David Bourget (Western Ontario)
David Chalmers (ANU, NYU)
Rafael De Clercq
Ezio Di Nucci
Jack Alan Reynolds
Learn more about PhilPapers
Educational Philosophy and Theory 44 (2):212-230 (2012)
Although higher education understands the need to develop critical thinkers, it has not lived up to the task consistently. Students are graduating deficient in these skills, unprepared to think critically once in the workforce. Limited development of cognitive processing skills leads to less effective leaders. Various definitions of critical thinking are examined to develop a general construct to guide the discussion as critical thinking is linked to constructivism, leadership, and education. Most pedagogy is content-based built on deep knowledge. Successful critical thinking pedagogy is moving away from this paradigm, teaching students to think complexly. Some of the challenges faced by higher education moving to a critical thinking curricula are discussed, and recommendations are offered for improving outcomes.
|Keywords||leadership constructivism critical thinking|
|Categories||categorize this paper)|
Setup an account with your affiliations in order to access resources via your University's proxy server
Configure custom proxy (use this if your affiliation does not provide a proxy)
|Through your library|
References found in this work BETA
Martin Heidegger (1966/1969). Discourse on Thinking. New York, Harper & Row.
Stefaan E. Cuypers & Ishtiyaque Haji (2006). Education for Critical Thinking: Can It Be Non-Indoctrinative? Educational Philosophy and Theory 38 (6):723–743.

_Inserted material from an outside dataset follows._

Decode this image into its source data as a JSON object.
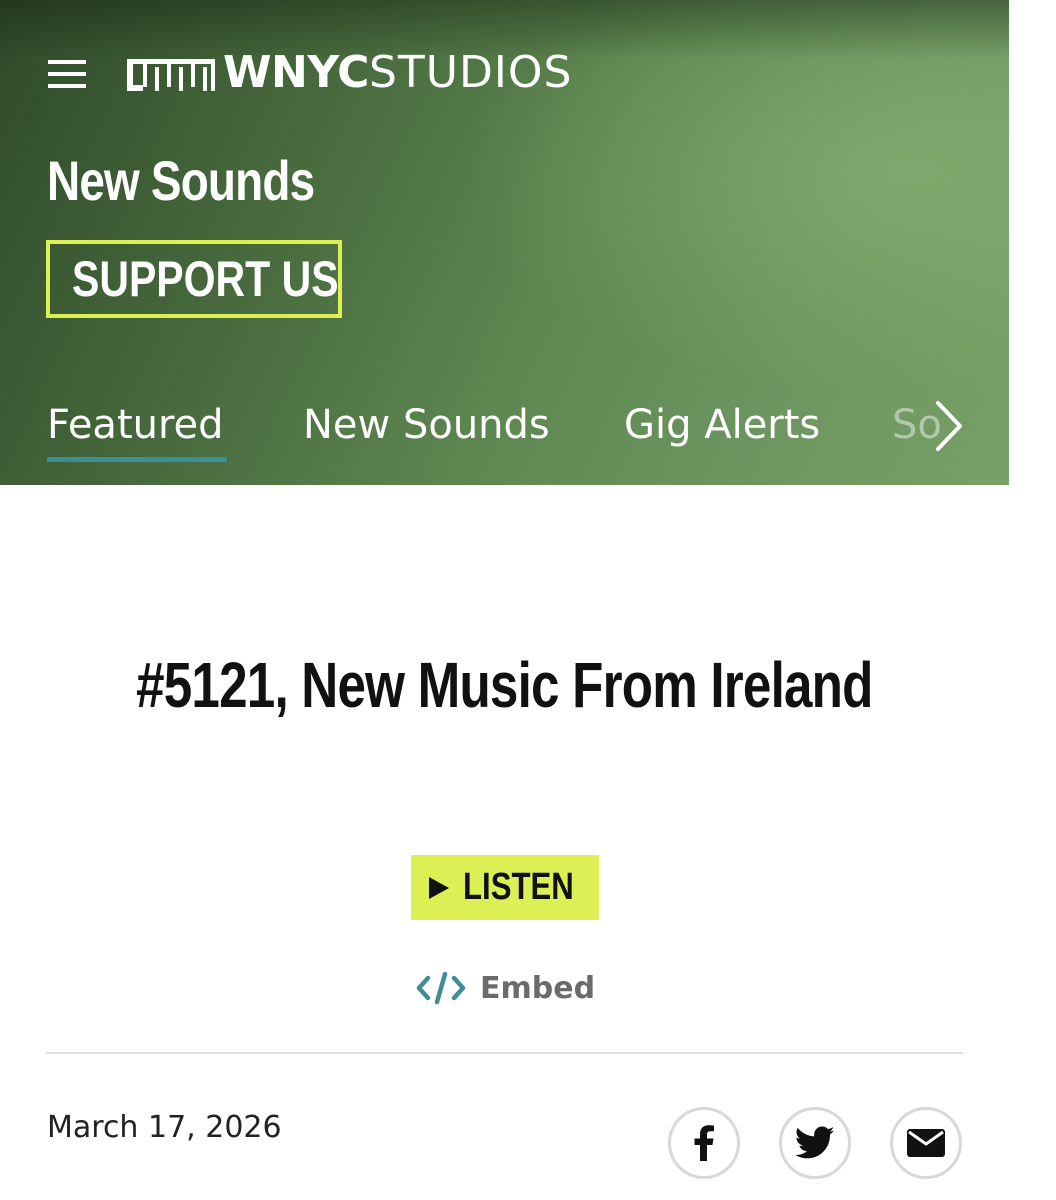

Marianna Papastephanou & Charoula Angeli (2007). Critical Thinking Beyond Skill. Educational Philosophy and Theory 39 (6):604–621.
Michael A. Peters (2007). Kinds of Thinking, Styles of Reasoning. Educational Philosophy and Theory 39 (4):350–363.
Mark Mason (2007). Critical Thinking and Learning. Educational Philosophy and Theory 39 (4):339–349.
Citations of this work BETA
Karen Schrier (2015). EPIC: A Framework for Using Video Games in Ethics Education. Journal of Moral Education 44 (4):393-424.
Similar books and articles
Claire Phillips & Susan Green (2011). Faculty as Critical Thinkers. Inquiry: Critical Thinking Across the Disciplines 26 (2):44-50.
Lori Richter (2011). Questions About Critical Thinking. Inquiry: Critical Thinking Across the Disciplines 26 (2):37-43.
Matthew Allen (2004). Smart Thinking: Skills for Critical Understanding and Writing. Oxford University Press.
Andrea Giampetro-Meyer (2004). The Social Fallout of Critical Thinking. Inquiry 23 (3):27-31.
Ann van Heerden (2011). Transforming a Content-Driven Chemistry Course to One Focused on Critical Thinking Skills Without Sacrificing Any Content. Inquiry: Critical Thinking Across the Disciplines 26 (2):31-36.
Steve Cady (2004). Integrating Critical Thinking Into Daily Life. Inquiry 23 (3):33-36.
Jennifer Wilson Mulnix (2010). Thinking Critically About Critical Thinking. Educational Philosophy and Theory 44 (5):464-479.
Anthony Weston (2006). Creativity for Critical Thinkers. OUP Australia & New Zealand.
Kevin Possin (2008). A Field Guide to Critical-Thinking Assessment. Teaching Philosophy 31 (3):201-228.
Linda K. Elksnin (2005). Using Cases to Improve the Critical Thinking Skills of Prospective Teachers. Inquiry 24 (3):5-15.
Carlos Saiz & Ana M. Nieto (2010). Critical Thinking: A Question of Aptitude and Attitude? Inquiry 25 (2):19-26.
Kal Alston (2001). Re/Thinking Critical Thinking: The Seductions of Everyday Life. Studies in Philosophy and Education 20 (1):27-40.
Susan H. Peet (2004). Controversy and Critical Thinking Involving African-American Families. Inquiry 24 (1-2):13-19.
Claude Gratton (2001). Critical Thinking and Emotional Well-Being. Inquiry 20 (3):39-51.
Added to index2010-10-06
Total downloads29 ( #132,665 of 1,792,980 )
Recent downloads (6 months)2 ( #344,815 of 1,792,980 )
How can I increase my downloads?